My replacement construction is what I call a concurrent category. A concurrent category is a category $$C$$ plus a functor $$T : C → \mathbf{CAT}$$, which maps $$a : C$$ to the under category $$a / C$$. In other words, this is a category $$C$$, plus the ability to take an arrow $$f : a \to b : C$$, and map it to the functor $$T(f) : a / C \to b / C$$, or, unpacking this definition further, it is a category $$C$$ plus the ability to take arrows $$f : a \to b$$ and $$g : a \to c$$, and produce functions $$f' = T(g, f) : c \to d$$ and $$g' = T(f, g) : b \to d$$. As an additional condition, the functor $$T$$ is may have the property that $$g T(g, f) = f T(f, g)$$; in other words, $$f$$, $$g$$, $$f'$$, and $$g'$$ may form a commutative square.
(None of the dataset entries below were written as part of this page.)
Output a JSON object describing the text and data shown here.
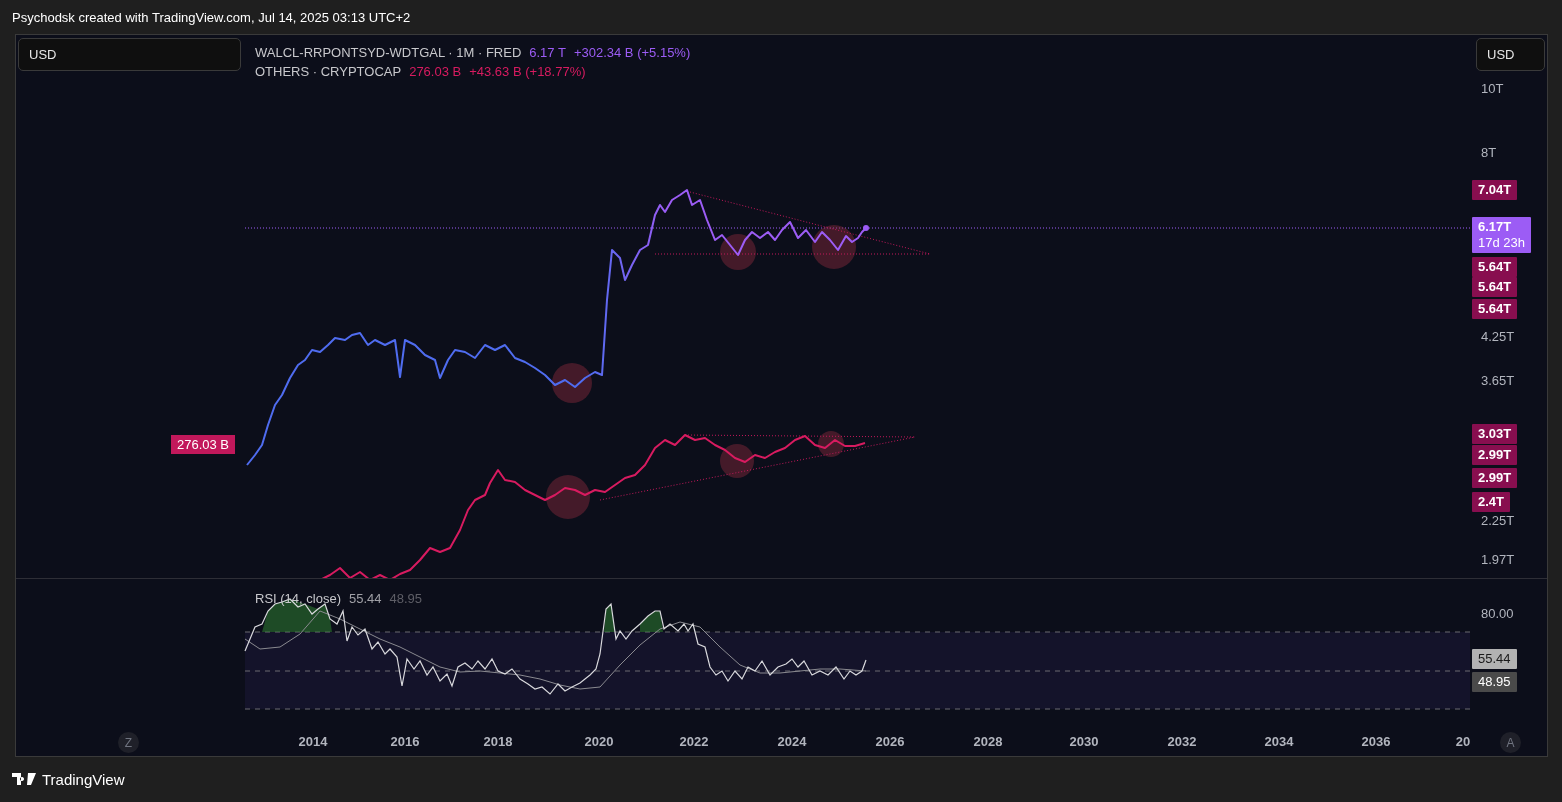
{
  "header": {
    "caption": "Psychodsk created with TradingView.com, Jul 14, 2025 03:13 UTC+2"
  },
  "currency_buttons": [
    {
      "label": "USD"
    },
    {
      "label": "USD"
    }
  ],
  "legend": [
    {
      "symbol": "WALCL-RRPONTSYD-WDTGAL · 1M · FRED",
      "value": "6.17 T",
      "change": "+302.34 B (+5.15%)",
      "color": "#9c5cf5"
    },
    {
      "symbol": "OTHERS · CRYPTOCAP",
      "value": "276.03 B",
      "change": "+43.63 B (+18.77%)",
      "color": "#d81b60"
    }
  ],
  "left_label": "276.03 B",
  "price_axis": {
    "ticks": [
      "10T",
      "8T",
      "4.25T",
      "3.65T",
      "2.25T",
      "1.97T"
    ],
    "labels": [
      {
        "text": "7.04T",
        "kind": "level"
      },
      {
        "text": "6.17T",
        "sub": "17d 23h",
        "kind": "last"
      },
      {
        "text": "5.64T",
        "kind": "level"
      },
      {
        "text": "5.64T",
        "kind": "level"
      },
      {
        "text": "5.64T",
        "kind": "level"
      },
      {
        "text": "3.03T",
        "kind": "level"
      },
      {
        "text": "2.99T",
        "kind": "level"
      },
      {
        "text": "2.99T",
        "kind": "level"
      },
      {
        "text": "2.4T",
        "kind": "level"
      }
    ]
  },
  "rsi": {
    "title": "RSI (14, close)",
    "value": "55.44",
    "signal": "48.95",
    "ticks": [
      "80.00"
    ],
    "labels": [
      {
        "text": "55.44",
        "kind": "rsi"
      },
      {
        "text": "48.95",
        "kind": "average"
      }
    ]
  },
  "time_axis": {
    "labels": [
      "2014",
      "2016",
      "2018",
      "2020",
      "2022",
      "2024",
      "2026",
      "2028",
      "2030",
      "2032",
      "2034",
      "2036",
      "20"
    ],
    "left_button": "Z",
    "right_button": "A"
  },
  "footer": {
    "brand": "TradingView"
  }
}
Let's focus on concurrent categories with that property.2 [2 Perhaps I should call them commutative categories? No, that would be confusing.]

Clearly all categories with pushouts form a canonical concurrent category, where the functor $$T$$ is the pushout functor. But concurrent categories can also have other structures. For example, consider the category $$N_+$$, where objects are natural numbers and arrows point from smaller to bigger numbers. This category has a unique pushout: $$b +_a c = \max \{b, c\}$$. However, there is an alternative way to make $$N_+$$ a concurrent category: if $$f : a \to b$$ and $$g : a \to c$$, we can define $$T(g, f) : c \to b + c$$ and $$T(f, g) : b \to b + c$$. Thus, a category with a unique pushout might have multiple concurrent structures on it.

Concurrent categories correspond naturally to the operational transform, which is all about defining functions $$f'$$ and $$g'$$ such that $$(g' \circ f)(x) = (f' \circ g)(x)$$. Additionally, the category-theoretic nature of concurrent categories automatically ensures that this operational transformation function respects composition and associativity, and it also automatically gives a rather subtle but important property that transporting some third function $$h$$ over either $$f g'$$ or $$g f'$$ should yield the same result.3 [3 A property whose importance was first formalized by M. Ressel, D. Nitsche-Ruhland, and R. Gunzenhäuser.]

## Concurrent functors

In the last post, my focus was on pushout-preserving functors. The analog for concurrent categories is what I call concurrent functors. A concurrent functor between concurrent categories $$(C, T)$$ and $$(D, S)$$, is a functor $$F : C \to D$$ that preserves the concurrent structure added by $$T$$, in other words where for any $$f$$ and $$g$$, $$F(T(f, g)) = S(F(f))(F(g))$$. This can be more easily expressed by noticing that $$F$$ provides a canonical map $$a / C \to F(a) / D$$; if we call that map $$F'$$, we require that $$T F' = F S$$.4 [4 This definitely looks suggestive!] Concurrent functors also have an analog of the natural transformation. In a normal natural transformation $$\alpha : F \to G : C \to D$$,5 [5 This is a home-grown notation of mine that I quite like.] we require that $$F(f) α_b = α_a G(f)$$. A concurrent natural transformation requires the same, but additionally requires that that commutative square is the square formed by the concurrent action in $$D$$: $$α_b = T(F(f), α_a)$$.

What is amazing about concurrent functors is that they share the properties I proved in my last post about pushouts: if $$(C, T)$$ and $$(D, S)$$ are concurrent categories, then so are the product $$(C, T) \times (D, S)$$ and concurrent functor $$(C, T) \to (D, S)$$ categories on them.6 [6 Proof omitted but not hard.]

These two facts together mean that concurrent categories, which are the natural way to talk categorically about the operational transform, can also interpret simply typed lambda calculus; that is, they can also be used to write programs.

## Footnotes:

1

2

Perhaps I should call them commutative categories? No, that would be confusing.

3

A property whose importance was first formalized by M. Ressel, D. Nitsche-Ruhland, and R. Gunzenhäuser.

4

This definitely looks suggestive!

5

This is a home-grown notation of mine that I quite like.

6

Proof omitted but not hard.